Welcome to NWFA Hardwood Dossier, a new column that will appear on a recurring basis in National Floor Trends. I thought I'd start things off with some answers to frequently asked wood floor-related questions. If you have any other such questions, please send them to me in care of NFT or by e-mail to nft@bnpmedia.com.

Q. Are there any special procedures I need to follow after wood flooring is delivered to the job site?

A. You need to be conscientious about job site conditions after the wood is delivered. Make sure that you allow adequate time for the wood to acclimate to the job site before installation begins.

You will need to consider geographic location (check the NWFA's technical manual "Water and Wood" for guidelines), moisture test results on the wood, whether the homeowner uses an HVAC, humidifier or dehumidifier, and even if the home will be shut and unoccupied for long periods of time during the year. And, of course, proper ventilation will be necessary to avoid problems down the road. All of these variables can impact the quality of the installation.

The bottom line is that you want the climate on the job site to be as close to living conditions as possible before any installation begins.

Q. Why is proper ventilation so important?

A. Improper ventilation during the installation process can have many negative impacts on wood flooring. Without proper ventilation, moisture could accumulate and, in turn, damage the wood.

However, the most common ventilation problem will occur when applying the finish. Without proper ventilation, the finish will not have an opportunity to dry adequately and the result could be a hazy or excessively shiny appearance. In some cases, an unpleasant odor could result as well. These problems are completely avoidable provided that adequate ventilation is maintained during all stages of the installation, sanding and finishing processes.

Q. Are there any special considerations for installing distressed floors?

A. Distressed floors are in high demand right now and they continue to gain popularity. Their unique, antiqued appearance appeals to many homeowners and businesses who seek that one-of-a-kind floor. Distressed floors require no special installation techniques, but achieving the distressed look is a time-consuming and labor-intensive art.

Hand scraping is the most common distressing technique. It gives the installer the most control over how the floor will look when completed.

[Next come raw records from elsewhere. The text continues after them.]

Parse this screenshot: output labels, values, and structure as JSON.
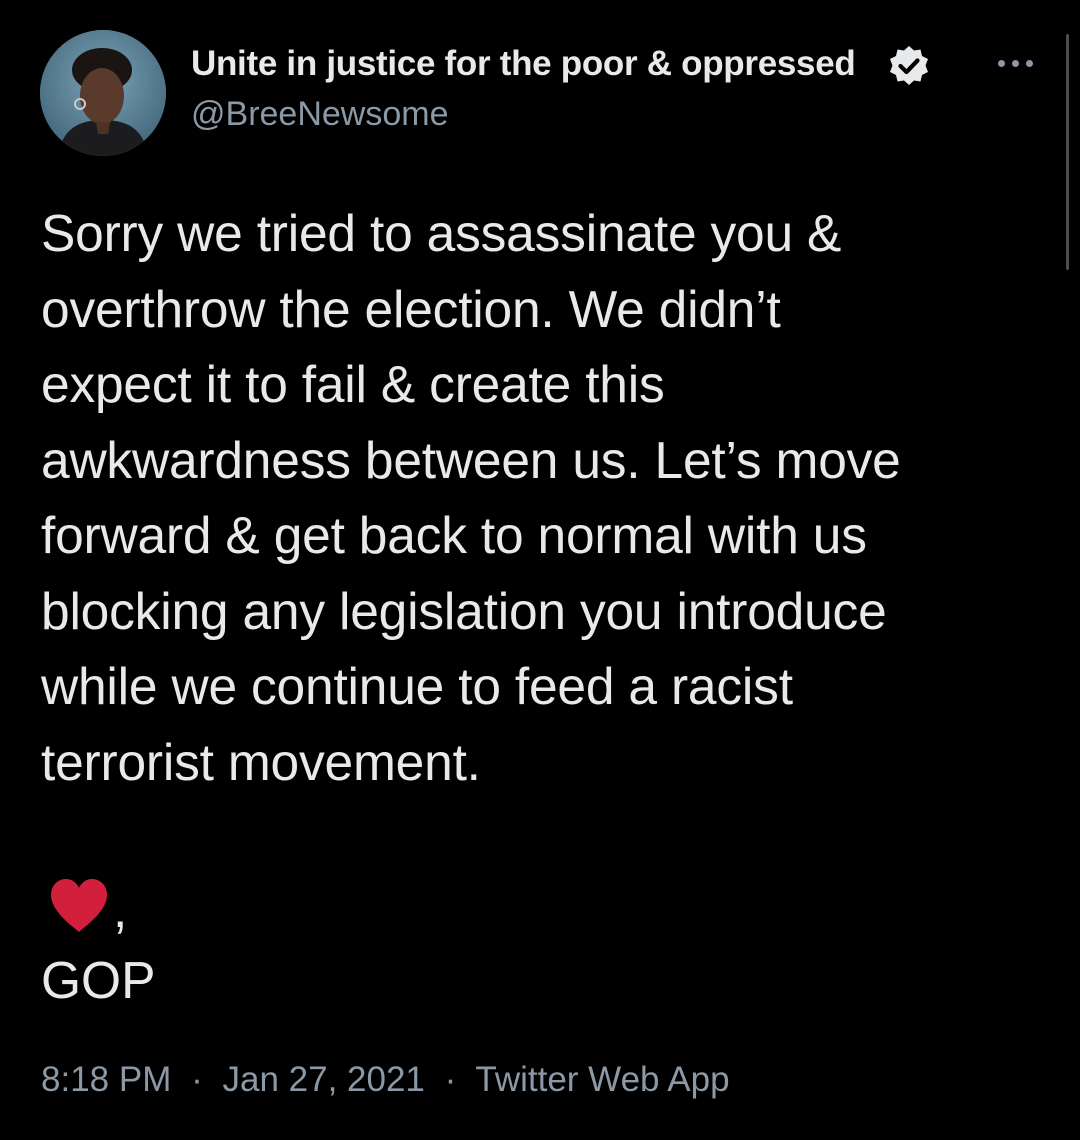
{
  "author": {
    "display_name": "Unite in justice for the poor & oppressed",
    "handle": "@BreeNewsome",
    "verified": true
  },
  "tweet": {
    "lines": [
      "Sorry we tried to assassinate you &",
      "overthrow the election. We didn’t",
      "expect it to fail & create this",
      "awkwardness between us. Let’s move",
      "forward & get back to normal with us",
      "blocking any legislation you introduce",
      "while we continue to feed a racist",
      "terrorist movement."
    ],
    "closing_punct": ",",
    "signature": "GOP"
  },
  "meta": {
    "time": "8:18 PM",
    "separator": "·",
    "date": "Jan 27, 2021",
    "source": "Twitter Web App"
  },
  "icons": {
    "verified": "verified-badge-icon",
    "more": "more-horizontal-icon",
    "heart": "red-heart-emoji"
  },
  "colors": {
    "background": "#000000",
    "text_primary": "#e7e9ea",
    "text_secondary": "#8b98a5",
    "heart": "#d21f3c"
  }
}
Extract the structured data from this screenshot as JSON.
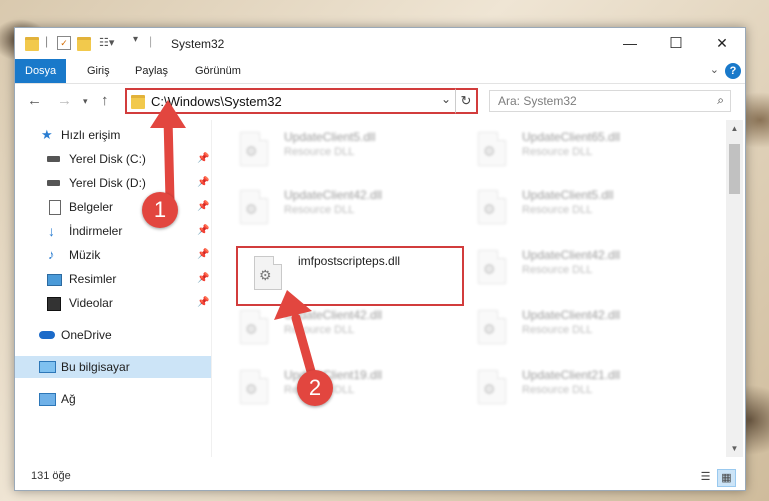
{
  "window": {
    "title": "System32",
    "controls": {
      "minimize": "—",
      "maximize": "☐",
      "close": "✕"
    }
  },
  "ribbon": {
    "tabs": [
      {
        "label": "Dosya",
        "active": true
      },
      {
        "label": "Giriş"
      },
      {
        "label": "Paylaş"
      },
      {
        "label": "Görünüm"
      }
    ],
    "help_label": "?"
  },
  "address": {
    "path": "C:\\Windows\\System32",
    "search_placeholder": "Ara: System32"
  },
  "nav": {
    "quick_access": "Hızlı erişim",
    "items": [
      {
        "label": "Yerel Disk (C:)",
        "icon": "drive-icon"
      },
      {
        "label": "Yerel Disk (D:)",
        "icon": "drive-icon"
      },
      {
        "label": "Belgeler",
        "icon": "documents-icon"
      },
      {
        "label": "İndirmeler",
        "icon": "downloads-icon"
      },
      {
        "label": "Müzik",
        "icon": "music-icon"
      },
      {
        "label": "Resimler",
        "icon": "pictures-icon"
      },
      {
        "label": "Videolar",
        "icon": "videos-icon"
      }
    ],
    "onedrive": "OneDrive",
    "this_pc": "Bu bilgisayar",
    "network": "Ağ"
  },
  "files": [
    {
      "name": "UpdateClient5.dll",
      "type": "Resource DLL"
    },
    {
      "name": "UpdateClient65.dll",
      "type": "Resource DLL"
    },
    {
      "name": "UpdateClient42.dll",
      "type": "Resource DLL"
    },
    {
      "name": "UpdateClient5.dll",
      "type": "Resource DLL"
    },
    {
      "name": "imfpostscripteps.dll",
      "type": ""
    },
    {
      "name": "UpdateClient42.dll",
      "type": "Resource DLL"
    },
    {
      "name": "UpdateClient42.dll",
      "type": "Resource DLL"
    },
    {
      "name": "UpdateClient42.dll",
      "type": "Resource DLL"
    },
    {
      "name": "UpdateClient19.dll",
      "type": "Resource DLL"
    },
    {
      "name": "UpdateClient21.dll",
      "type": "Resource DLL"
    }
  ],
  "status": {
    "count": "131 öğe"
  },
  "annotations": {
    "step1": "1",
    "step2": "2",
    "color": "#e2463f"
  }
}
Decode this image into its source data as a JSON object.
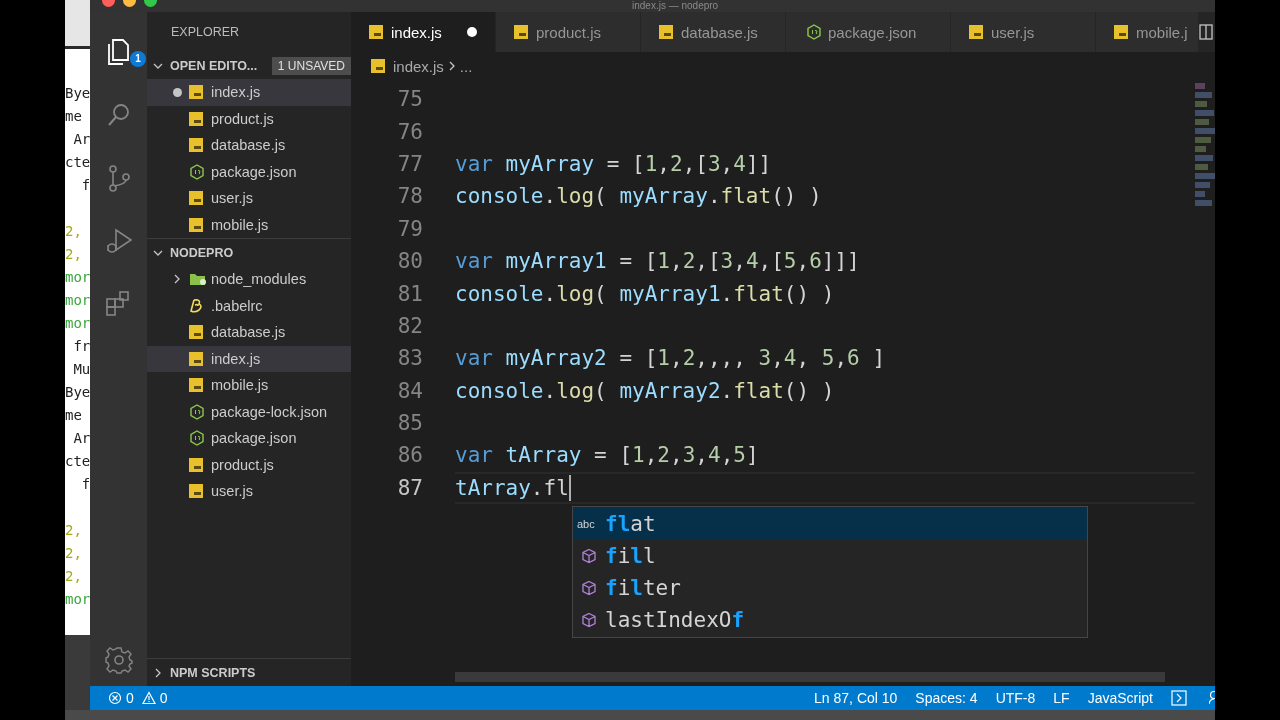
{
  "window": {
    "title": "index.js — nodepro"
  },
  "background_terminal": {
    "lines": [
      {
        "text": "Bye",
        "kind": "plain"
      },
      {
        "text": "me",
        "kind": "plain"
      },
      {
        "text": " Ar",
        "kind": "plain"
      },
      {
        "text": "cte",
        "kind": "plain"
      },
      {
        "text": "  f",
        "kind": "plain"
      },
      {
        "kind": "blank"
      },
      {
        "text": "2,",
        "kind": "number"
      },
      {
        "text": "2,",
        "kind": "number"
      },
      {
        "text": "mor",
        "kind": "string"
      },
      {
        "text": "mor",
        "kind": "string"
      },
      {
        "text": "mor",
        "kind": "string"
      },
      {
        "text": " fr",
        "kind": "plain"
      },
      {
        "text": " Mu",
        "kind": "plain"
      },
      {
        "text": "Bye",
        "kind": "plain"
      },
      {
        "text": "me",
        "kind": "plain"
      },
      {
        "text": " Ar",
        "kind": "plain"
      },
      {
        "text": "cte",
        "kind": "plain"
      },
      {
        "text": "  f",
        "kind": "plain"
      },
      {
        "kind": "blank"
      },
      {
        "text": "2,",
        "kind": "number"
      },
      {
        "text": "2,",
        "kind": "number"
      },
      {
        "text": "2,",
        "kind": "number"
      },
      {
        "text": "mor",
        "kind": "string"
      }
    ]
  },
  "activity_bar": {
    "items": [
      {
        "kind": "explorer",
        "selected": true,
        "badge": "1"
      },
      {
        "kind": "search",
        "selected": false
      },
      {
        "kind": "source-control",
        "selected": false
      },
      {
        "kind": "debug",
        "selected": false
      },
      {
        "kind": "extensions",
        "selected": false
      }
    ],
    "bottom": [
      {
        "kind": "settings"
      }
    ]
  },
  "sidebar": {
    "title": "EXPLORER",
    "sections": [
      {
        "title": "OPEN EDITO...",
        "expanded": true,
        "badge": "1 UNSAVED",
        "items": [
          {
            "label": "index.js",
            "kind": "js",
            "dirty": true,
            "selected": true
          },
          {
            "label": "product.js",
            "kind": "js",
            "dirty": false,
            "selected": false
          },
          {
            "label": "database.js",
            "kind": "js",
            "dirty": false,
            "selected": false
          },
          {
            "label": "package.json",
            "kind": "node",
            "dirty": false,
            "selected": false
          },
          {
            "label": "user.js",
            "kind": "js",
            "dirty": false,
            "selected": false
          },
          {
            "label": "mobile.js",
            "kind": "js",
            "dirty": false,
            "selected": false
          }
        ]
      },
      {
        "title": "NODEPRO",
        "expanded": true,
        "items": [
          {
            "label": "node_modules",
            "kind": "folder",
            "expanded": false,
            "selected": false
          },
          {
            "label": ".babelrc",
            "kind": "babel",
            "selected": false
          },
          {
            "label": "database.js",
            "kind": "js",
            "selected": false
          },
          {
            "label": "index.js",
            "kind": "js",
            "selected": true
          },
          {
            "label": "mobile.js",
            "kind": "js",
            "selected": false
          },
          {
            "label": "package-lock.json",
            "kind": "node",
            "selected": false
          },
          {
            "label": "package.json",
            "kind": "node",
            "selected": false
          },
          {
            "label": "product.js",
            "kind": "js",
            "selected": false
          },
          {
            "label": "user.js",
            "kind": "js",
            "selected": false
          }
        ]
      },
      {
        "title": "NPM SCRIPTS",
        "expanded": false
      }
    ]
  },
  "tabs": [
    {
      "label": "index.js",
      "kind": "js",
      "selected": true,
      "dirty": true
    },
    {
      "label": "product.js",
      "kind": "js",
      "selected": false,
      "dirty": false
    },
    {
      "label": "database.js",
      "kind": "js",
      "selected": false,
      "dirty": false
    },
    {
      "label": "package.json",
      "kind": "node",
      "selected": false,
      "dirty": false
    },
    {
      "label": "user.js",
      "kind": "js",
      "selected": false,
      "dirty": false
    },
    {
      "label": "mobile.j",
      "kind": "js",
      "selected": false,
      "dirty": false
    }
  ],
  "breadcrumbs": [
    {
      "label": "index.js",
      "kind": "js"
    },
    {
      "label": "..."
    }
  ],
  "editor": {
    "lines": [
      {
        "number": "75",
        "current": false
      },
      {
        "number": "76",
        "current": false
      },
      {
        "number": "77",
        "current": false,
        "tokens": [
          {
            "text": "var",
            "kind": "keyword"
          },
          {
            "text": " myArray",
            "kind": "variable"
          },
          {
            "text": " = [",
            "kind": "plain"
          },
          {
            "text": "1",
            "kind": "number"
          },
          {
            "text": ",",
            "kind": "plain"
          },
          {
            "text": "2",
            "kind": "number"
          },
          {
            "text": ",[",
            "kind": "plain"
          },
          {
            "text": "3",
            "kind": "number"
          },
          {
            "text": ",",
            "kind": "plain"
          },
          {
            "text": "4",
            "kind": "number"
          },
          {
            "text": "]]",
            "kind": "plain"
          }
        ]
      },
      {
        "number": "78",
        "current": false,
        "tokens": [
          {
            "text": "console",
            "kind": "variable"
          },
          {
            "text": ".",
            "kind": "plain"
          },
          {
            "text": "log",
            "kind": "function"
          },
          {
            "text": "( ",
            "kind": "plain"
          },
          {
            "text": "myArray",
            "kind": "variable"
          },
          {
            "text": ".",
            "kind": "plain"
          },
          {
            "text": "flat",
            "kind": "function"
          },
          {
            "text": "() )",
            "kind": "plain"
          }
        ]
      },
      {
        "number": "79",
        "current": false
      },
      {
        "number": "80",
        "current": false,
        "tokens": [
          {
            "text": "var",
            "kind": "keyword"
          },
          {
            "text": " myArray1",
            "kind": "variable"
          },
          {
            "text": " = [",
            "kind": "plain"
          },
          {
            "text": "1",
            "kind": "number"
          },
          {
            "text": ",",
            "kind": "plain"
          },
          {
            "text": "2",
            "kind": "number"
          },
          {
            "text": ",[",
            "kind": "plain"
          },
          {
            "text": "3",
            "kind": "number"
          },
          {
            "text": ",",
            "kind": "plain"
          },
          {
            "text": "4",
            "kind": "number"
          },
          {
            "text": ",[",
            "kind": "plain"
          },
          {
            "text": "5",
            "kind": "number"
          },
          {
            "text": ",",
            "kind": "plain"
          },
          {
            "text": "6",
            "kind": "number"
          },
          {
            "text": "]]]",
            "kind": "plain"
          }
        ]
      },
      {
        "number": "81",
        "current": false,
        "tokens": [
          {
            "text": "console",
            "kind": "variable"
          },
          {
            "text": ".",
            "kind": "plain"
          },
          {
            "text": "log",
            "kind": "function"
          },
          {
            "text": "( ",
            "kind": "plain"
          },
          {
            "text": "myArray1",
            "kind": "variable"
          },
          {
            "text": ".",
            "kind": "plain"
          },
          {
            "text": "flat",
            "kind": "function"
          },
          {
            "text": "() )",
            "kind": "plain"
          }
        ]
      },
      {
        "number": "82",
        "current": false
      },
      {
        "number": "83",
        "current": false,
        "tokens": [
          {
            "text": "var",
            "kind": "keyword"
          },
          {
            "text": " myArray2",
            "kind": "variable"
          },
          {
            "text": " = [",
            "kind": "plain"
          },
          {
            "text": "1",
            "kind": "number"
          },
          {
            "text": ",",
            "kind": "plain"
          },
          {
            "text": "2",
            "kind": "number"
          },
          {
            "text": ",,,, ",
            "kind": "plain"
          },
          {
            "text": "3",
            "kind": "number"
          },
          {
            "text": ",",
            "kind": "plain"
          },
          {
            "text": "4",
            "kind": "number"
          },
          {
            "text": ", ",
            "kind": "plain"
          },
          {
            "text": "5",
            "kind": "number"
          },
          {
            "text": ",",
            "kind": "plain"
          },
          {
            "text": "6",
            "kind": "number"
          },
          {
            "text": " ]",
            "kind": "plain"
          }
        ]
      },
      {
        "number": "84",
        "current": false,
        "tokens": [
          {
            "text": "console",
            "kind": "variable"
          },
          {
            "text": ".",
            "kind": "plain"
          },
          {
            "text": "log",
            "kind": "function"
          },
          {
            "text": "( ",
            "kind": "plain"
          },
          {
            "text": "myArray2",
            "kind": "variable"
          },
          {
            "text": ".",
            "kind": "plain"
          },
          {
            "text": "flat",
            "kind": "function"
          },
          {
            "text": "() )",
            "kind": "plain"
          }
        ]
      },
      {
        "number": "85",
        "current": false
      },
      {
        "number": "86",
        "current": false,
        "tokens": [
          {
            "text": "var",
            "kind": "keyword"
          },
          {
            "text": " tArray",
            "kind": "variable"
          },
          {
            "text": " = [",
            "kind": "plain"
          },
          {
            "text": "1",
            "kind": "number"
          },
          {
            "text": ",",
            "kind": "plain"
          },
          {
            "text": "2",
            "kind": "number"
          },
          {
            "text": ",",
            "kind": "plain"
          },
          {
            "text": "3",
            "kind": "number"
          },
          {
            "text": ",",
            "kind": "plain"
          },
          {
            "text": "4",
            "kind": "number"
          },
          {
            "text": ",",
            "kind": "plain"
          },
          {
            "text": "5",
            "kind": "number"
          },
          {
            "text": "]",
            "kind": "plain"
          }
        ]
      },
      {
        "number": "87",
        "current": true,
        "tokens": [
          {
            "text": "tArray",
            "kind": "variable"
          },
          {
            "text": ".fl",
            "kind": "plain"
          }
        ]
      }
    ]
  },
  "suggestions": {
    "items": [
      {
        "kind": "text",
        "icon_label": "abc",
        "selected": true,
        "parts": [
          {
            "text": "fl",
            "match": true
          },
          {
            "text": "at",
            "match": false
          }
        ]
      },
      {
        "kind": "method",
        "selected": false,
        "parts": [
          {
            "text": "f",
            "match": true
          },
          {
            "text": "i",
            "match": false
          },
          {
            "text": "l",
            "match": true
          },
          {
            "text": "l",
            "match": false
          }
        ]
      },
      {
        "kind": "method",
        "selected": false,
        "parts": [
          {
            "text": "f",
            "match": true
          },
          {
            "text": "i",
            "match": false
          },
          {
            "text": "l",
            "match": true
          },
          {
            "text": "ter",
            "match": false
          }
        ]
      },
      {
        "kind": "method",
        "selected": false,
        "parts": [
          {
            "text": "lastIndexO",
            "match": false
          },
          {
            "text": "f",
            "match": true
          }
        ]
      }
    ]
  },
  "status_bar": {
    "errors": "0",
    "warnings": "0",
    "items": [
      "Ln 87, Col 10",
      "Spaces: 4",
      "UTF-8",
      "LF",
      "JavaScript"
    ]
  }
}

Walnut, oak, hickory/pecan and pine are species that adapt well to hand distressing. Other distressing techniques can include use of wire brushes, chains, hammers, chisels, awls and saw blades. Drills, ice picks and wire often are used to create the look of worm holes. Burning is another technique that is used to create a weathered look.

As with all installations, having a clear understanding of the client's expectations will determine how you distress the wood, and how it ultimately is installed.

Q. How do different finishes impact the final product?

A. Determining which type of finish to use on each job will depend greatly on your client's expectations. Surface finishes are very popular today because they are durable, water resistant and require minimal maintenance. Surface finishes are blends of synthetic resins. Most are referred to as "urethanes" or "polyurethanes." They are formulated to remain on the wood surface as a protective coating. Generally speaking, such products are available in high-gloss, semi-gloss, satin and matte finishes.

Wax finishes, on the other hand, soak into the pores of the wood and harden to form a protective penetrating seal. The wax gives the floor a low-gloss satin sheen. These finishes are maintained with additional thin applications of wax. Only solvent-based waxes, buffing pastes or cleaning liquids made specifically for wax-finished wood floors should be used.

Acrylic-impregnated finishes are injected into the wood to create a super-hard, extremely durable floor. Acrylic-impregnated finishes are rarely used in residential applications. Rather, they most often are used in areas subject to very heavy foot traffic, particularly in commercial settings such as malls and restaurants.

Any type of finish will help protect the wood flooring from normal wear and tear. Deciding which finish to use will depend greatly on the needs and expectations of the client.

Q. Are there any special considerations for repairing finishes?

A. How you approach a finish repair will be determined by the cause of the problem, and the type of wood you are repairing. First, you will need to look at the finish imperfection to determine its cause. If it is a simple wear problem, a simple pad and recoat may be possible.

However, if the wear is completely through the finish and down to the wood, you may need to sand and refinish the area. Each imperfection on each job site likely will require a different approach. The NWFA's "Problems, Causes and Cures" technical manual can help you identify many different finish problems, and make recommendations of their repair.

Editor's note. The NWFA offers a comprehensive selection of technical information available for wood flooring professionals, including technical manuals, instructional videos, and a dedicated members-only Web site. Visit www.nwfa.org on the Internet or telephone the NWFA at (800) 422-4556 to obtain more information.